And, voilà: the creation of what could be South Florida's first THC-infused rum. The resulting product would be fresh-tasting with herbal, citrusy notes Durkin likens to herbs like rosemary, sage, or even hops.
Durkin has even experimented with a few cocktail recipes he thinks will work well with such a product; his favorite he calls the "Dank & Stormy," a shot of Sour Diesel Fwaygo mixed with ginger beer and fresh-squeezed lime juice and sweetened with a touch honey.
"It's not enough to get you blasted, but it will give you a nice, relaxed feeling," says Durkin. "A pleasurable high."
According to New Jersey-based mixologist, author, and "cocktail whisperer" spirit expert Warren Bobrow, cannabis-infused cocktails like Durkin's Dank & Stormy are the future of mixology, what he expects to become a growing trend as the decriminalization, legalization, and normalization of marijuana occurs nationwide.
Bobrow — whose parents are University of Miami alumni and former Miami residents — recently met Durkin during his return to the Magic City for the 2016 Rum Renaissance Festival that took place April 15 through 17. The two discussed the potential for future professional collaboration.
"We were talking about cocktails with cannabis infusions and how recipes like mine — mixed with premium liquors — can be a match made in heaven," says Bobrow. "When you mix marijuana and alcohol together, they play beautifully together."
He should know; Bobrow's most recent work is called Cannabis Cocktails, Mocktails, and Tonics, a 160-page book featuring 75 cocktail recipes that use cannabis.

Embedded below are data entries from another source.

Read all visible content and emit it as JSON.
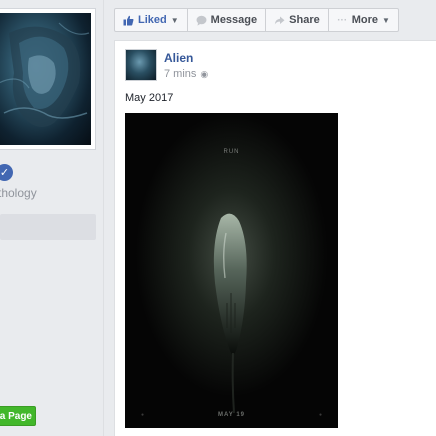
{
  "left": {
    "category": "thology",
    "create_page_label": "a Page"
  },
  "toolbar": {
    "liked_label": "Liked",
    "message_label": "Message",
    "share_label": "Share",
    "more_label": "More"
  },
  "post": {
    "author": "Alien",
    "timestamp": "7 mins",
    "text": "May 2017",
    "poster_tagline": "RUN",
    "poster_date": "MAY 19"
  },
  "colors": {
    "brand": "#4267b2",
    "link": "#365899",
    "green": "#42b72a",
    "background": "#e9ebee"
  },
  "icons": [
    "verified-badge-icon",
    "thumbs-up-icon",
    "message-icon",
    "share-arrow-icon",
    "more-dots-icon",
    "globe-icon"
  ]
}
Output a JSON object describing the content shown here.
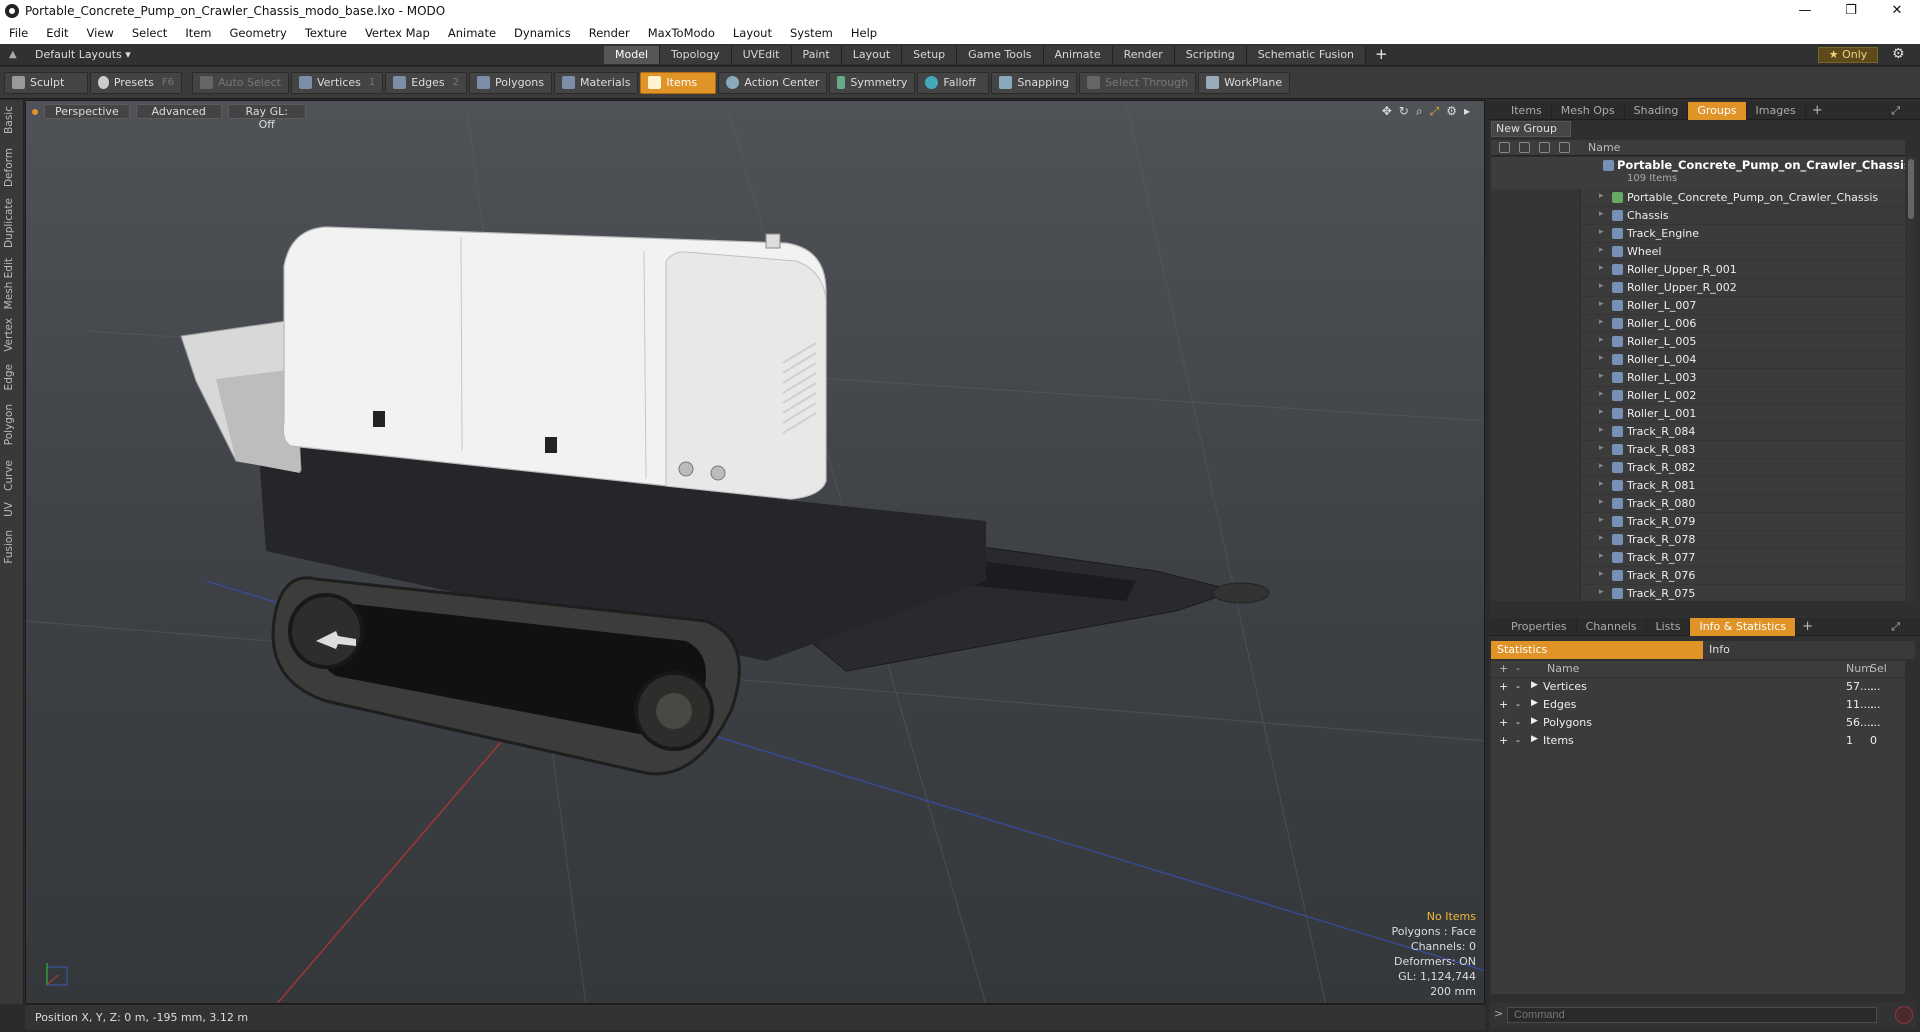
{
  "window": {
    "title": "Portable_Concrete_Pump_on_Crawler_Chassis_modo_base.lxo - MODO",
    "buttons": [
      "—",
      "❐",
      "✕"
    ]
  },
  "menu": [
    "File",
    "Edit",
    "View",
    "Select",
    "Item",
    "Geometry",
    "Texture",
    "Vertex Map",
    "Animate",
    "Dynamics",
    "Render",
    "MaxToModo",
    "Layout",
    "System",
    "Help"
  ],
  "layoutbar": {
    "layout_name": "Default Layouts ▾",
    "tabs": [
      "Model",
      "Topology",
      "UVEdit",
      "Paint",
      "Layout",
      "Setup",
      "Game Tools",
      "Animate",
      "Render",
      "Scripting",
      "Schematic Fusion"
    ],
    "active_tab": "Model",
    "add": "+",
    "only_label": "★  Only"
  },
  "toolbar": {
    "sculpt": "Sculpt",
    "presets": "Presets",
    "presets_key": "F6",
    "auto_select": "Auto Select",
    "vertices": "Vertices",
    "vertices_num": "1",
    "edges": "Edges",
    "edges_num": "2",
    "polygons": "Polygons",
    "materials": "Materials",
    "items": "Items",
    "action_center": "Action Center",
    "symmetry": "Symmetry",
    "falloff": "Falloff",
    "snapping": "Snapping",
    "select_through": "Select Through",
    "workplane": "WorkPlane"
  },
  "left_tabs": [
    "Basic",
    "Deform",
    "Duplicate",
    "Mesh Edit",
    "Vertex",
    "Edge",
    "Polygon",
    "Curve",
    "UV",
    "Fusion"
  ],
  "viewport": {
    "perspective": "Perspective",
    "advanced": "Advanced",
    "raygl": "Ray GL: Off",
    "info": {
      "no_items": "No Items",
      "polygons": "Polygons : Face",
      "channels": "Channels: 0",
      "deformers": "Deformers: ON",
      "gl": "GL: 1,124,744",
      "scale": "200 mm"
    }
  },
  "status": {
    "position": "Position X, Y, Z:   0 m, -195 mm, 3.12 m"
  },
  "groups_panel": {
    "tabs": [
      "Items",
      "Mesh Ops",
      "Shading",
      "Groups",
      "Images"
    ],
    "active_tab": "Groups",
    "new_group": "New Group",
    "col_name": "Name",
    "root_name": "Portable_Concrete_Pump_on_Crawler_Chassis",
    "root_sub": "109 Items",
    "items": [
      "Portable_Concrete_Pump_on_Crawler_Chassis",
      "Chassis",
      "Track_Engine",
      "Wheel",
      "Roller_Upper_R_001",
      "Roller_Upper_R_002",
      "Roller_L_007",
      "Roller_L_006",
      "Roller_L_005",
      "Roller_L_004",
      "Roller_L_003",
      "Roller_L_002",
      "Roller_L_001",
      "Track_R_084",
      "Track_R_083",
      "Track_R_082",
      "Track_R_081",
      "Track_R_080",
      "Track_R_079",
      "Track_R_078",
      "Track_R_077",
      "Track_R_076",
      "Track_R_075"
    ]
  },
  "stats_panel": {
    "tabs": [
      "Properties",
      "Channels",
      "Lists",
      "Info & Statistics"
    ],
    "active_tab": "Info & Statistics",
    "subtabs": [
      "Statistics",
      "Info"
    ],
    "col_name": "Name",
    "col_num": "Num",
    "col_sel": "Sel",
    "rows": [
      {
        "name": "Vertices",
        "num": "57....",
        "sel": "..."
      },
      {
        "name": "Edges",
        "num": "11....",
        "sel": "..."
      },
      {
        "name": "Polygons",
        "num": "56....",
        "sel": "..."
      },
      {
        "name": "Items",
        "num": "1",
        "sel": "0"
      }
    ]
  },
  "command": {
    "placeholder": "Command"
  }
}
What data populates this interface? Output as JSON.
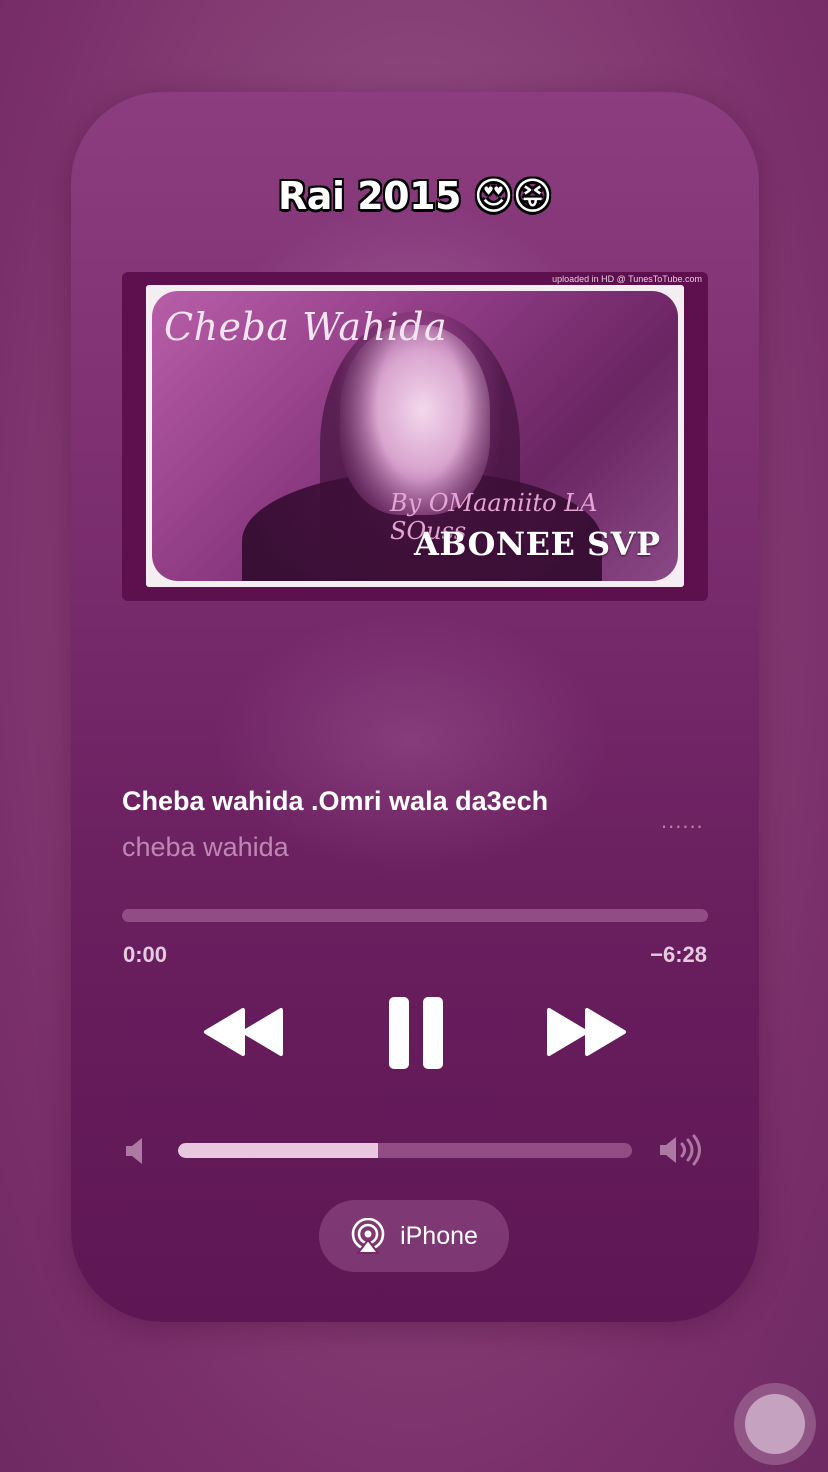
{
  "playlist_title": "Rai 2015 😍😝",
  "artwork": {
    "credit": "uploaded in HD @ TunesToTube.com",
    "name_text": "Cheba Wahida",
    "by_text": "By OMaaniito LA SOuss",
    "subscribe_text": "ABONEE SVP"
  },
  "track": {
    "title": "Cheba wahida .Omri wala da3ech",
    "artist": "cheba wahida",
    "more_glyph": "......"
  },
  "progress": {
    "elapsed": "0:00",
    "remaining": "−6:28",
    "fraction": 0.0
  },
  "volume": {
    "fraction": 0.44
  },
  "output": {
    "device_label": "iPhone"
  },
  "icons": {
    "rewind": "rewind-icon",
    "pause": "pause-icon",
    "forward": "fast-forward-icon",
    "volume_low": "speaker-low-icon",
    "volume_high": "speaker-high-icon",
    "airplay": "airplay-icon",
    "assistive": "assistive-touch-icon"
  },
  "colors": {
    "background": "#874176",
    "card": "#7d2f72",
    "text": "#ffffff"
  }
}
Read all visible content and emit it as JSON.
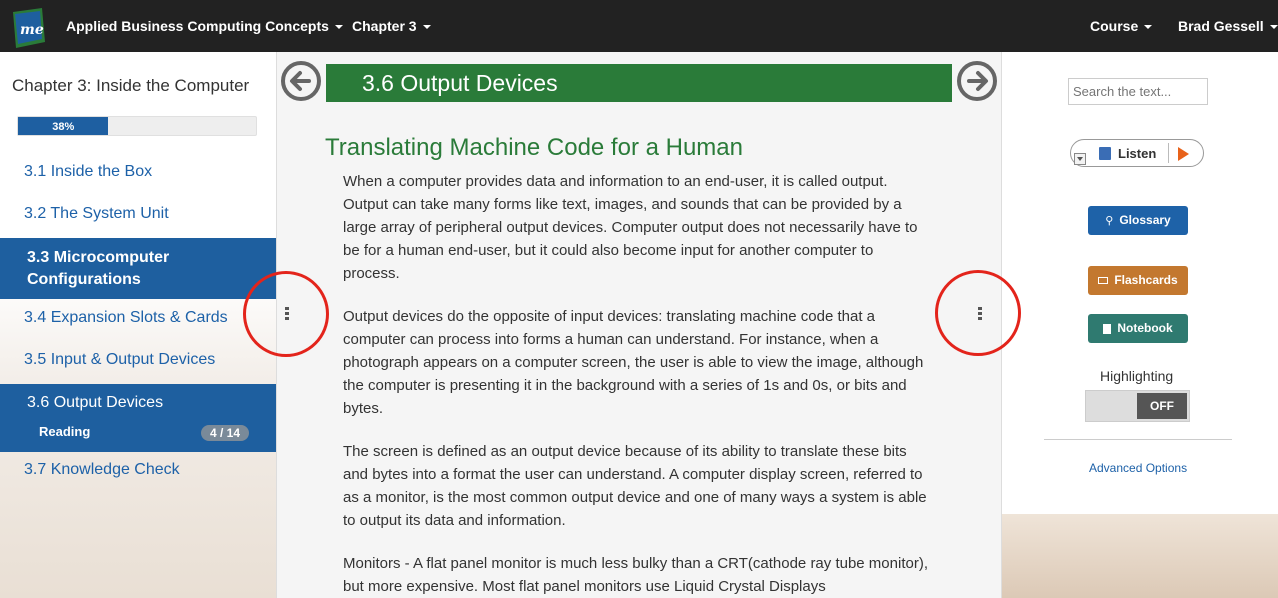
{
  "topbar": {
    "logo_text": "me",
    "course_title": "Applied Business Computing Concepts",
    "chapter_menu": "Chapter 3",
    "course_menu": "Course",
    "user_menu": "Brad Gessell"
  },
  "sidebar": {
    "chapter_title": "Chapter 3: Inside the Computer",
    "progress_label": "38%",
    "progress_value": 0.38,
    "items": [
      {
        "label": "3.1 Inside the Box"
      },
      {
        "label": "3.2 The System Unit"
      },
      {
        "label": "3.3 Microcomputer Configurations"
      },
      {
        "label": "3.4 Expansion Slots & Cards"
      },
      {
        "label": "3.5 Input & Output Devices"
      },
      {
        "label": "3.6 Output Devices",
        "sub_label": "Reading",
        "badge": "4 / 14"
      },
      {
        "label": "3.7 Knowledge Check"
      }
    ]
  },
  "content": {
    "section_title": "3.6  Output Devices",
    "subheading": "Translating Machine Code for a Human",
    "paragraphs": [
      "When a computer provides data and information to an end-user, it is called output. Output can take many forms like text, images, and sounds that can be provided by a large array of peripheral output devices. Computer output does not necessarily have to be for a human end-user, but it could also become input for another computer to process.",
      "Output devices do the opposite of input devices: translating machine code that a computer can process into forms a human can understand. For instance, when a photograph appears on a computer screen, the user is able to view the image, although the computer is presenting it in the background with a series of 1s and 0s, or bits and bytes.",
      "The screen is defined as an output device because of its ability to translate these bits and bytes into a format the user can understand. A computer display screen, referred to as a monitor, is the most common output device and one of many ways a system is able to output its data and information.",
      "Monitors - A flat panel monitor is much less bulky than a CRT(cathode ray tube monitor), but more expensive. Most flat panel monitors use Liquid Crystal Displays"
    ]
  },
  "tools": {
    "search_placeholder": "Search the text...",
    "listen_label": "Listen",
    "glossary_label": "Glossary",
    "flashcards_label": "Flashcards",
    "notebook_label": "Notebook",
    "highlighting_label": "Highlighting",
    "highlighting_state": "OFF",
    "advanced_label": "Advanced Options"
  },
  "colors": {
    "topbar": "#222222",
    "accent_blue": "#1e5f9f",
    "section_green": "#2a7b39",
    "glossary": "#1e62a8",
    "flashcards": "#c3782f",
    "notebook": "#2f7a70",
    "annotation_red": "#e3241b"
  }
}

When it hits store shelves June 1, it will be the first of its kind, according to Library of Congress records.
"To be clear, I'm not promoting this from the distillers' level but rather on the bartending level — creative bartenders interested in the homeopathic history of cannabis as a medicinal tonic, the same recipes that were being used right up until the 1940s," says Bobrow. "I believe, with this book, I'm in the right place to help make history."
Durkin hopes to make history too — as the first Florida distiller to legally brand and sell a cannabis-infused rum. Despite the fact that he can't promote, bottle, serve, or even make Sour Diesel Fwaygo as such, more than anything else, Durkin says his goal is to open people's minds to a different — and equally pleasurable — cannabis experience.
"From a bottle instead of a bong," says Durkin. "It's a great way for people who have never smoked — or don't want to smoke — to experience all the benefits of marijuana."
While it may seem ludicrous to think the federal regulators will ever allow the two substances to be combined and sold in the same product, the idea actually isn't that far out there. Right now you can find a bill in the U.S. House of Representatives that would remove marijuana from the Controlled Substances Act, allowing it to be regulated and taxed like alcohol, meaning The Food and Drug Administration would have the same authority over marijuana as it does for alcohol.
As the regulatory landscape surrounding cannabis changes, distilleries already skilled at making a quality, cannabis-infused product will have the upper hand, adds Durkin.
"First and foremost, I'm an advocate for legalizing marijuana," says Durkin. "I believe that — in the next 5 to 10 years — cannabis will be a federally regulated substance and — like Warren — I see an opportunity to make an innovative and delicious product, while also making history."
South Florida Distillers is located at 1110 NE Eighth Ave., Fort Lauderdale. Call 954-541-2868, or visit southfloridadistillers.com.
Nicole Danna is a food writer covering Broward and Palm Beach counties. To get the latest in food and drink news in South Florida, follow her @SoFloNicole or find her latest food pics on the BPB New Times Food & Drink Instagram.